Dataset rows for apps and sites
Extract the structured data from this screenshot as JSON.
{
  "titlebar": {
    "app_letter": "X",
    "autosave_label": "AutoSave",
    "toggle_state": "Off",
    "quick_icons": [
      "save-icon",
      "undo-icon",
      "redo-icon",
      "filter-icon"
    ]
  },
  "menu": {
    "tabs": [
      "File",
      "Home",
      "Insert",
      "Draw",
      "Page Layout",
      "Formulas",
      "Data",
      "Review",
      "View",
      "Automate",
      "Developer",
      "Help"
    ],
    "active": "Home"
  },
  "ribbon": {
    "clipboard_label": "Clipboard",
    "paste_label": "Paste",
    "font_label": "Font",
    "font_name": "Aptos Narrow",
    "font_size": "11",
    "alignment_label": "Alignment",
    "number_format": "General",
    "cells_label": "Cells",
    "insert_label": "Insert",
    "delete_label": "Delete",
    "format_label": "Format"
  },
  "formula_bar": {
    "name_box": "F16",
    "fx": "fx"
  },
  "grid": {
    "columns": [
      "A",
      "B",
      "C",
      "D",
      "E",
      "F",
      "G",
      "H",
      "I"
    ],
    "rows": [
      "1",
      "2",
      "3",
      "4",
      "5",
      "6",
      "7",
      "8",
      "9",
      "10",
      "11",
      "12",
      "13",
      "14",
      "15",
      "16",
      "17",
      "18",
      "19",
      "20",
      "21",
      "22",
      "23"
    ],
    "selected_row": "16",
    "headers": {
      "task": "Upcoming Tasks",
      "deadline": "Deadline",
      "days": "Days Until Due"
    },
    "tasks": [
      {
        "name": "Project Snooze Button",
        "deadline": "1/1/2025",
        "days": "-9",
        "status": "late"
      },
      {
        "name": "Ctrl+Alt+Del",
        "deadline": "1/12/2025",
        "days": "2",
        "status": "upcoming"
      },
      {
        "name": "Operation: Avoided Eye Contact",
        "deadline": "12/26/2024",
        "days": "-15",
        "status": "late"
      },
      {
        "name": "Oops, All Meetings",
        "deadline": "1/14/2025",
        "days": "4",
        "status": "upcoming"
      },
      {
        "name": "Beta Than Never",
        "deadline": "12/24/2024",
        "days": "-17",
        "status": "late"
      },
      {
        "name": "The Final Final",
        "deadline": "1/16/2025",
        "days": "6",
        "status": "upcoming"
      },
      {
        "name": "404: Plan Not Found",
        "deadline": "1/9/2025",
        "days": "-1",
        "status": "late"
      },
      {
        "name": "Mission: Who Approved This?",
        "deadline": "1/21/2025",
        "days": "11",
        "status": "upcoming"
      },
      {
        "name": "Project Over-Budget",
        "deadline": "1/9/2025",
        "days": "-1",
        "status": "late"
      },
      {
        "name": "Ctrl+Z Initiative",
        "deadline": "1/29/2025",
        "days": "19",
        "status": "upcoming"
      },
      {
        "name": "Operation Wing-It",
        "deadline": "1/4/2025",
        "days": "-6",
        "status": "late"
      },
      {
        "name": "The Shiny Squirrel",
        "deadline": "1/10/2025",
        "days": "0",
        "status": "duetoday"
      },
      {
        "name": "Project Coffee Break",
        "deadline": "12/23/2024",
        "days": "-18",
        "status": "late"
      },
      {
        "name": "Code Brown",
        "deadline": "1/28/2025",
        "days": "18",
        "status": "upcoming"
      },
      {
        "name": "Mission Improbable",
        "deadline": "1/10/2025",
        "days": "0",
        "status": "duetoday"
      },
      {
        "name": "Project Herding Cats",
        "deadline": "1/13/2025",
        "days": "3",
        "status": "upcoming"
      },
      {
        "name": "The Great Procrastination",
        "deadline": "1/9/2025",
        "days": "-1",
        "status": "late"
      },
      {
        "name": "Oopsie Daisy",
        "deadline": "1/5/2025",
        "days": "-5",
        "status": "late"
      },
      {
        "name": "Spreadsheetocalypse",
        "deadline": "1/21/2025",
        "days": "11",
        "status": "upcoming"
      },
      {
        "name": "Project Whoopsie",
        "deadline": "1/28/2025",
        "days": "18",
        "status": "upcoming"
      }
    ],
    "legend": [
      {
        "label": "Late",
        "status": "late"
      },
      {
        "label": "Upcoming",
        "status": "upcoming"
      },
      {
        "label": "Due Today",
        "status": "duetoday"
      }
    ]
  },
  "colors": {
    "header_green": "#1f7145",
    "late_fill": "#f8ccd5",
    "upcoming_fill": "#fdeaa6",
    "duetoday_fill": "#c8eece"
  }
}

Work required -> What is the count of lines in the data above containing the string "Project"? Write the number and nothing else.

Exercise result -> 5